▶ **Entries from a dataset of interfaces**:
━━━━

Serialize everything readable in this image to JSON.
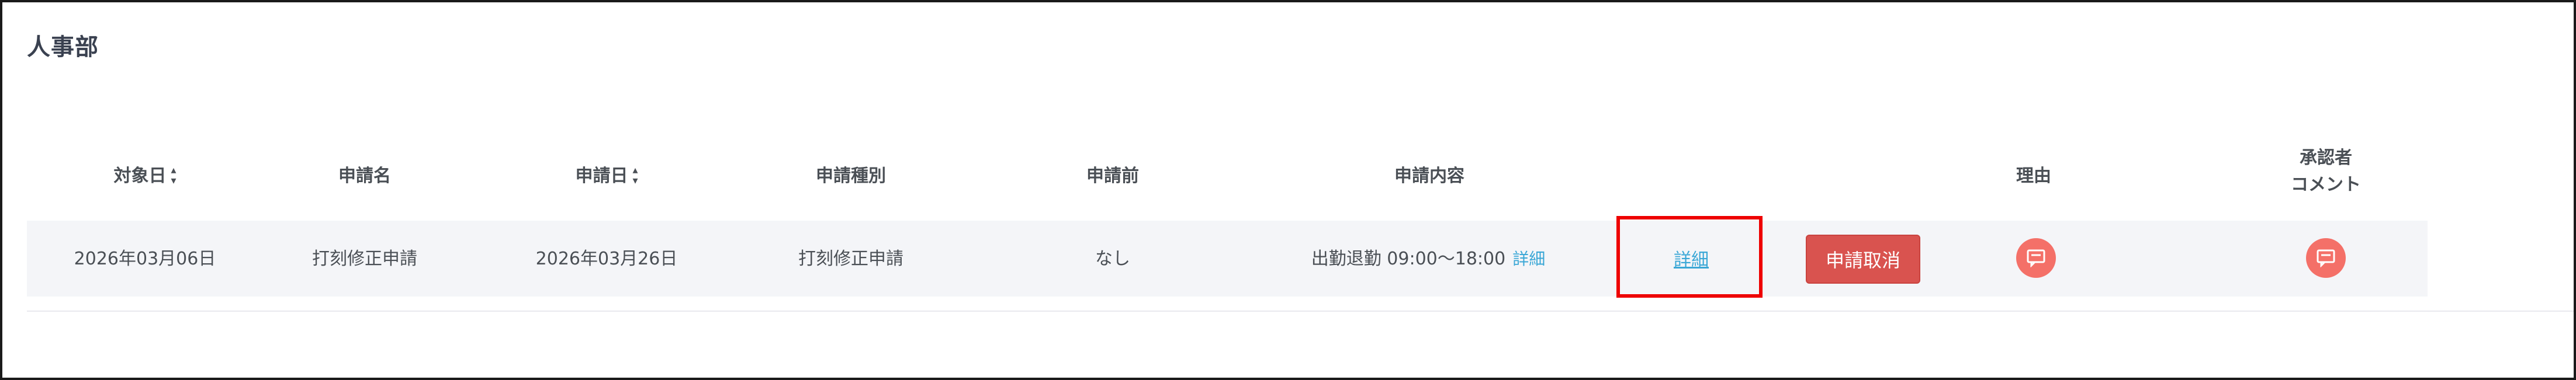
{
  "department": {
    "title": "人事部"
  },
  "table": {
    "headers": {
      "target_date": "対象日",
      "request_name": "申請名",
      "request_date": "申請日",
      "request_type": "申請種別",
      "before": "申請前",
      "content": "申請内容",
      "reason": "理由",
      "approver_comment_line1": "承認者",
      "approver_comment_line2": "コメント",
      "sort_icon": "sort-icon"
    },
    "rows": [
      {
        "target_date": "2026年03月06日",
        "request_name": "打刻修正申請",
        "request_date": "2026年03月26日",
        "request_type": "打刻修正申請",
        "before": "なし",
        "content": "出勤退勤 09:00～18:00",
        "content_detail_link": "詳細",
        "detail_link": "詳細",
        "cancel_button": "申請取消",
        "reason_icon": "comment-icon",
        "approver_comment_icon": "comment-icon"
      }
    ]
  },
  "colors": {
    "cancel_button_bg": "#d9534f",
    "comment_icon_bg": "#f47068",
    "link": "#3aa7d6",
    "highlight": "#ee0000",
    "row_bg": "#f4f5f8"
  }
}
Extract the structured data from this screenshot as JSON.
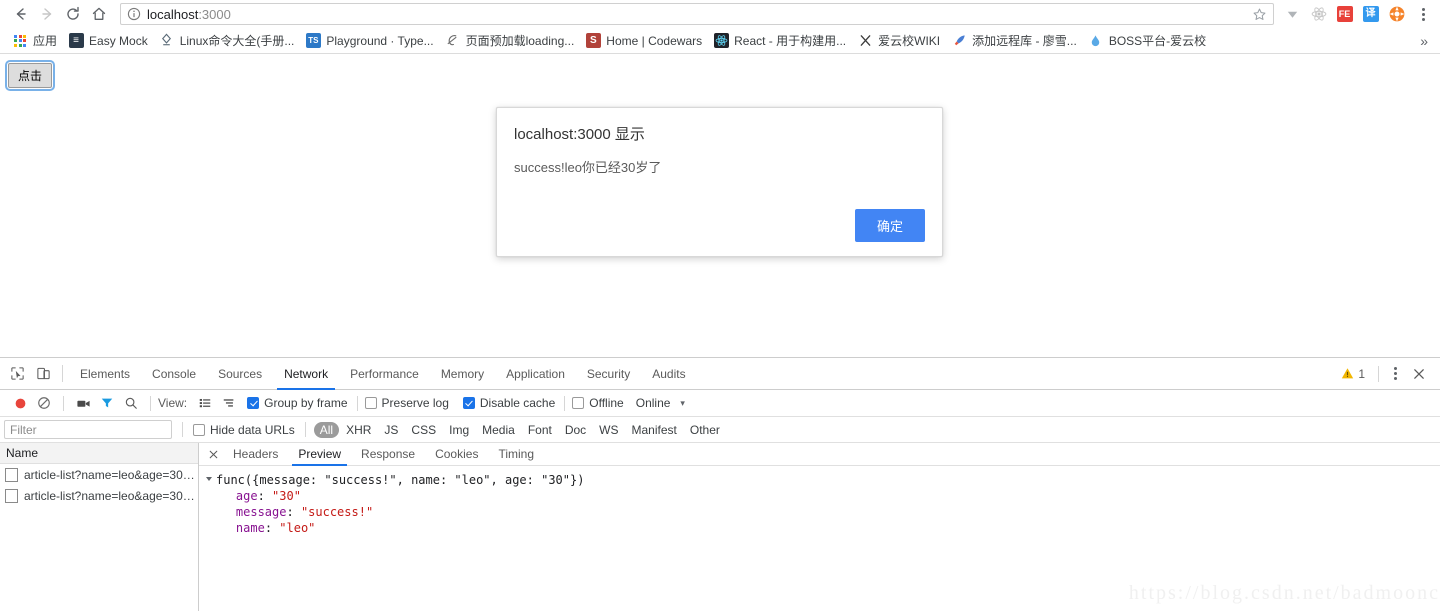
{
  "browser": {
    "nav": {
      "back": "back-arrow",
      "forward": "forward-arrow",
      "reload": "reload",
      "home": "home"
    },
    "omnibox": {
      "host": "localhost",
      "port": ":3000",
      "full_url": "localhost:3000",
      "info_icon": "info-circle-icon",
      "star_icon": "star-icon"
    },
    "extensions": [
      {
        "name": "downloads-arrow-icon",
        "glyph": "▼",
        "color": "#9aa0a6",
        "bg": "transparent",
        "text": ""
      },
      {
        "name": "react-devtools-icon",
        "glyph": "",
        "color": "#b8b8b8",
        "bg": "transparent",
        "text": ""
      },
      {
        "name": "fe-helper-icon",
        "glyph": "",
        "color": "#ffffff",
        "bg": "#e8413a",
        "text": "FE"
      },
      {
        "name": "translate-icon",
        "glyph": "",
        "color": "#ffffff",
        "bg": "#3399ee",
        "text": "译"
      },
      {
        "name": "orange-circle-icon",
        "glyph": "",
        "color": "#ffffff",
        "bg": "#f5832a",
        "text": ""
      }
    ],
    "menu_icon": "chrome-menu-icon"
  },
  "bookmarks": {
    "items": [
      {
        "label": "应用",
        "icon": "apps-grid-icon",
        "icon_type": "apps"
      },
      {
        "label": "Easy Mock",
        "icon": "easy-mock-icon",
        "icon_type": "sq",
        "bg": "#2b3a4a",
        "fg": "#ffffff",
        "text": "≣"
      },
      {
        "label": "Linux命令大全(手册...",
        "icon": "linux-manual-icon",
        "icon_type": "glyph",
        "fg": "#5b6b78",
        "text": "♁"
      },
      {
        "label": "Playground · Type...",
        "icon": "typescript-icon",
        "icon_type": "sq",
        "bg": "#2d79c7",
        "fg": "#ffffff",
        "text": "TS"
      },
      {
        "label": "页面预加载loading...",
        "icon": "page-preload-icon",
        "icon_type": "glyph",
        "fg": "#6b6b6b",
        "text": "✇"
      },
      {
        "label": "Home | Codewars",
        "icon": "codewars-icon",
        "icon_type": "sq",
        "bg": "#b1423a",
        "fg": "#ffffff",
        "text": "Ѕ"
      },
      {
        "label": "React - 用于构建用...",
        "icon": "react-icon",
        "icon_type": "sq",
        "bg": "#20232a",
        "fg": "#61dafb",
        "text": "⚛"
      },
      {
        "label": "爱云校WIKI",
        "icon": "aiyunxiao-wiki-icon",
        "icon_type": "glyph",
        "fg": "#3b3b3b",
        "text": "✂"
      },
      {
        "label": "添加远程库 - 廖雪...",
        "icon": "rocket-icon",
        "icon_type": "glyph",
        "fg": "#4a7fd4",
        "text": "🚀"
      },
      {
        "label": "BOSS平台-爱云校",
        "icon": "boss-platform-icon",
        "icon_type": "glyph",
        "fg": "#5aa9e6",
        "text": "▲"
      }
    ],
    "overflow_label": "»"
  },
  "page": {
    "button_label": "点击"
  },
  "dialog": {
    "title": "localhost:3000 显示",
    "message": "success!leo你已经30岁了",
    "ok_label": "确定",
    "ok_color": "#4285f4"
  },
  "devtools": {
    "tools": [
      {
        "name": "inspect-element-icon"
      },
      {
        "name": "device-toolbar-icon"
      }
    ],
    "tabs": [
      {
        "label": "Elements",
        "active": false
      },
      {
        "label": "Console",
        "active": false
      },
      {
        "label": "Sources",
        "active": false
      },
      {
        "label": "Network",
        "active": true
      },
      {
        "label": "Performance",
        "active": false
      },
      {
        "label": "Memory",
        "active": false
      },
      {
        "label": "Application",
        "active": false
      },
      {
        "label": "Security",
        "active": false
      },
      {
        "label": "Audits",
        "active": false
      }
    ],
    "warning_count": "1",
    "warning_icon": "warning-triangle-icon",
    "more_icon": "more-vertical-icon",
    "close_icon": "close-icon",
    "network_toolbar": {
      "record_icon": "record-circle-icon",
      "clear_icon": "clear-no-entry-icon",
      "capture_screenshots_icon": "camera-icon",
      "filter_icon": "funnel-icon",
      "search_icon": "search-icon",
      "view_label": "View:",
      "view_list_icon": "list-view-icon",
      "view_waterfall_icon": "waterfall-view-icon",
      "group_by_frame": {
        "label": "Group by frame",
        "checked": true
      },
      "preserve_log": {
        "label": "Preserve log",
        "checked": false
      },
      "disable_cache": {
        "label": "Disable cache",
        "checked": true
      },
      "offline": {
        "label": "Offline",
        "checked": false
      },
      "throttling": "Online",
      "throttling_caret": "▾"
    },
    "filter_bar": {
      "filter_placeholder": "Filter",
      "filter_value": "",
      "hide_data_urls": {
        "label": "Hide data URLs",
        "checked": false
      },
      "types": [
        {
          "label": "All",
          "active": true
        },
        {
          "label": "XHR",
          "active": false
        },
        {
          "label": "JS",
          "active": false
        },
        {
          "label": "CSS",
          "active": false
        },
        {
          "label": "Img",
          "active": false
        },
        {
          "label": "Media",
          "active": false
        },
        {
          "label": "Font",
          "active": false
        },
        {
          "label": "Doc",
          "active": false
        },
        {
          "label": "WS",
          "active": false
        },
        {
          "label": "Manifest",
          "active": false
        },
        {
          "label": "Other",
          "active": false
        }
      ]
    },
    "requests": {
      "column_header": "Name",
      "rows": [
        {
          "name": "article-list?name=leo&age=30…"
        },
        {
          "name": "article-list?name=leo&age=30…"
        }
      ]
    },
    "detail": {
      "close_icon": "close-icon",
      "tabs": [
        {
          "label": "Headers",
          "active": false
        },
        {
          "label": "Preview",
          "active": true
        },
        {
          "label": "Response",
          "active": false
        },
        {
          "label": "Cookies",
          "active": false
        },
        {
          "label": "Timing",
          "active": false
        }
      ],
      "preview": {
        "root": "func({message: \"success!\", name: \"leo\", age: \"30\"})",
        "entries": [
          {
            "key": "age",
            "value": "\"30\""
          },
          {
            "key": "message",
            "value": "\"success!\""
          },
          {
            "key": "name",
            "value": "\"leo\""
          }
        ],
        "key_color": "#881391",
        "string_color": "#c41a16"
      }
    }
  },
  "watermark": "https://blog.csdn.net/badmoonc"
}
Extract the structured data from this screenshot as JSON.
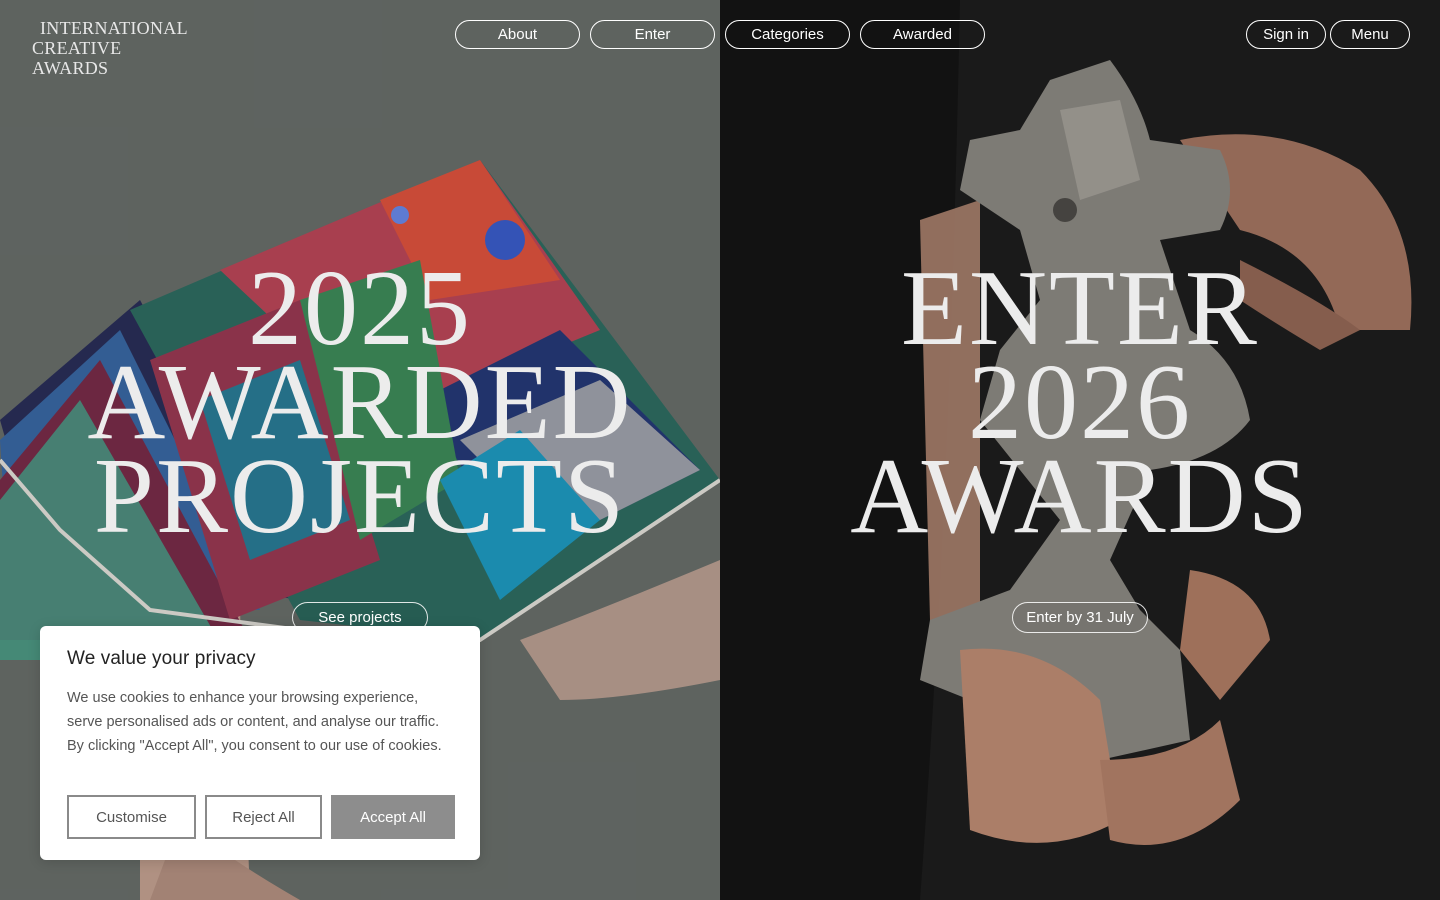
{
  "header": {
    "logo_line1": "INTERNATIONAL",
    "logo_line2": "CREATIVE AWARDS",
    "nav": {
      "about": "About",
      "enter": "Enter",
      "categories": "Categories",
      "awarded": "Awarded",
      "sign_in": "Sign in",
      "menu": "Menu"
    }
  },
  "left_panel": {
    "title_line1": "2025",
    "title_line2": "AWARDED",
    "title_line3": "PROJECTS",
    "cta": "See projects"
  },
  "right_panel": {
    "title_line1": "ENTER",
    "title_line2": "2026",
    "title_line3": "AWARDS",
    "cta": "Enter by 31 July"
  },
  "cookie_banner": {
    "title": "We value your privacy",
    "body": "We use cookies to enhance your browsing experience, serve personalised ads or content, and analyse our traffic. By clicking \"Accept All\", you consent to our use of cookies.",
    "customise": "Customise",
    "reject": "Reject All",
    "accept": "Accept All"
  },
  "colors": {
    "left_bg": "#6b716d",
    "right_bg": "#161616",
    "accept_button": "#8d8d8d"
  }
}
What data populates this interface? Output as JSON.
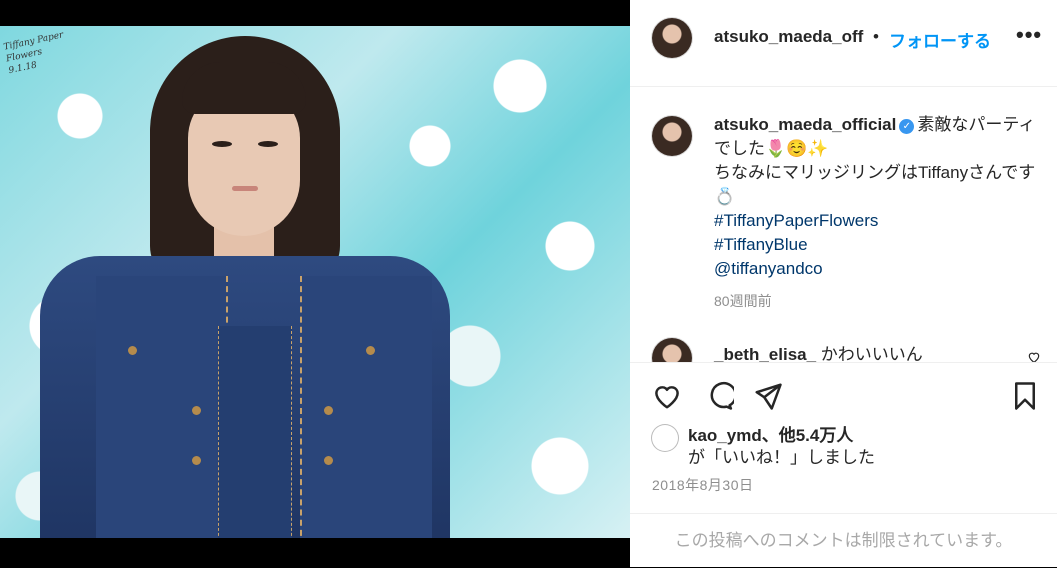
{
  "photo": {
    "sign_line1": "Tiffany Paper Flowers",
    "sign_line2": "9.1.18"
  },
  "header": {
    "username": "atsuko_maeda_off",
    "separator": "•",
    "follow": "フォローする",
    "more": "•••"
  },
  "caption": {
    "username": "atsuko_maeda_official",
    "text_line1": "素敵なパーティでした🌷☺️✨",
    "text_line2": "ちなみにマリッジリングはTiffanyさんです💍",
    "tags": [
      "#TiffanyPaperFlowers",
      "#TiffanyBlue",
      "@tiffanyandco"
    ],
    "time": "80週間前"
  },
  "comment": {
    "username": "_beth_elisa_",
    "text": "かわいいいん"
  },
  "likes": {
    "user": "kao_ymd",
    "count": "、他5.4万人",
    "suffix": "が「いいね！」しました"
  },
  "date": "2018年8月30日",
  "comments_disabled": "この投稿へのコメントは制限されています。"
}
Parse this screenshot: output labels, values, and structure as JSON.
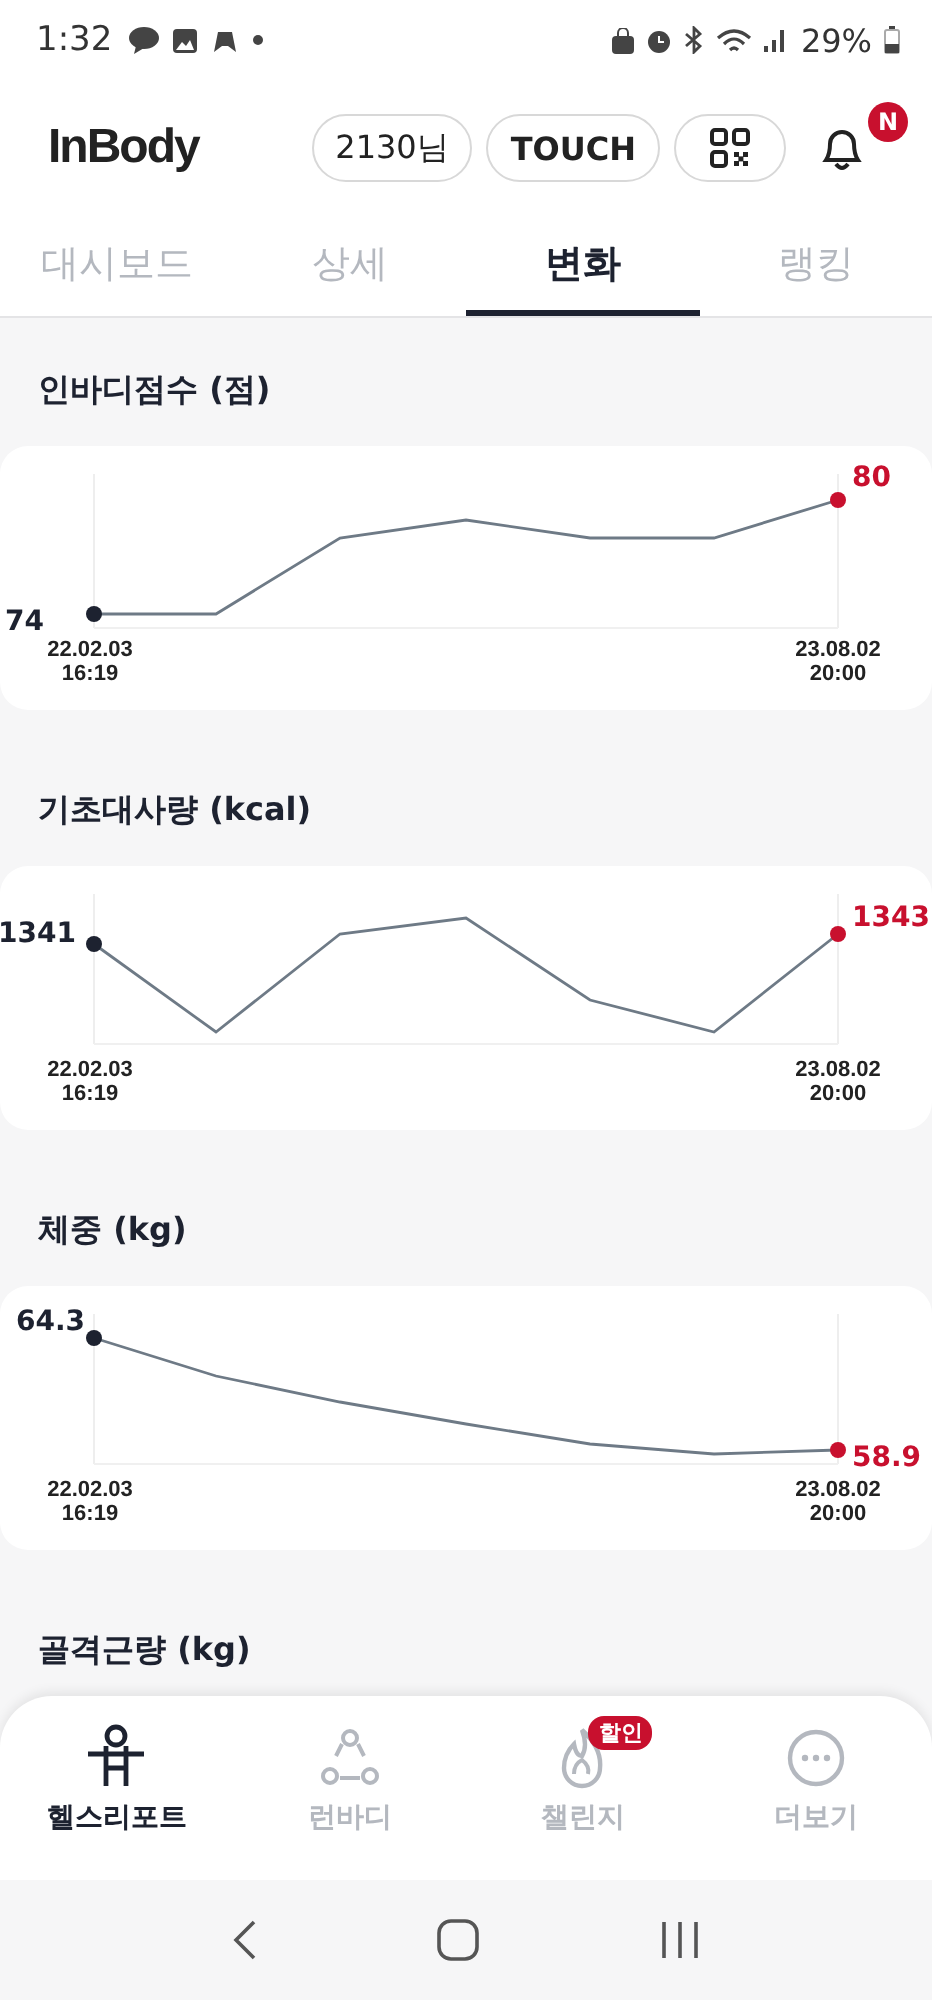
{
  "status_bar": {
    "time": "1:32",
    "battery": "29%"
  },
  "header": {
    "logo": "InBody",
    "user_button": "2130님",
    "touch_button": "TOUCH",
    "notification_badge": "N"
  },
  "tabs": [
    {
      "label": "대시보드",
      "selected": false
    },
    {
      "label": "상세",
      "selected": false
    },
    {
      "label": "변화",
      "selected": true
    },
    {
      "label": "랭킹",
      "selected": false
    }
  ],
  "cards": [
    {
      "title": "인바디점수 (점)",
      "start_value": "74",
      "end_value": "80",
      "start_date": "22.02.03",
      "start_time": "16:19",
      "end_date": "23.08.02",
      "end_time": "20:00"
    },
    {
      "title": "기초대사량 (kcal)",
      "start_value": "1341",
      "end_value": "1343",
      "start_date": "22.02.03",
      "start_time": "16:19",
      "end_date": "23.08.02",
      "end_time": "20:00"
    },
    {
      "title": "체중 (kg)",
      "start_value": "64.3",
      "end_value": "58.9",
      "start_date": "22.02.03",
      "start_time": "16:19",
      "end_date": "23.08.02",
      "end_time": "20:00"
    }
  ],
  "next_section_title": "골격근량 (kg)",
  "bottom_nav": [
    {
      "label": "헬스리포트",
      "selected": true
    },
    {
      "label": "런바디",
      "selected": false
    },
    {
      "label": "챌린지",
      "selected": false,
      "badge": "할인"
    },
    {
      "label": "더보기",
      "selected": false
    }
  ]
}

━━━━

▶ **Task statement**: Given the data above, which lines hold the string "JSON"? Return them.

▶ **Your response**:
Serialize everything readable in this image to JSON.
Extract the structured data from this screenshot as JSON.
Extract the structured data from this screenshot as JSON.
What data populates this interface? Output as JSON.
Parse this screenshot: output labels, values, and structure as JSON.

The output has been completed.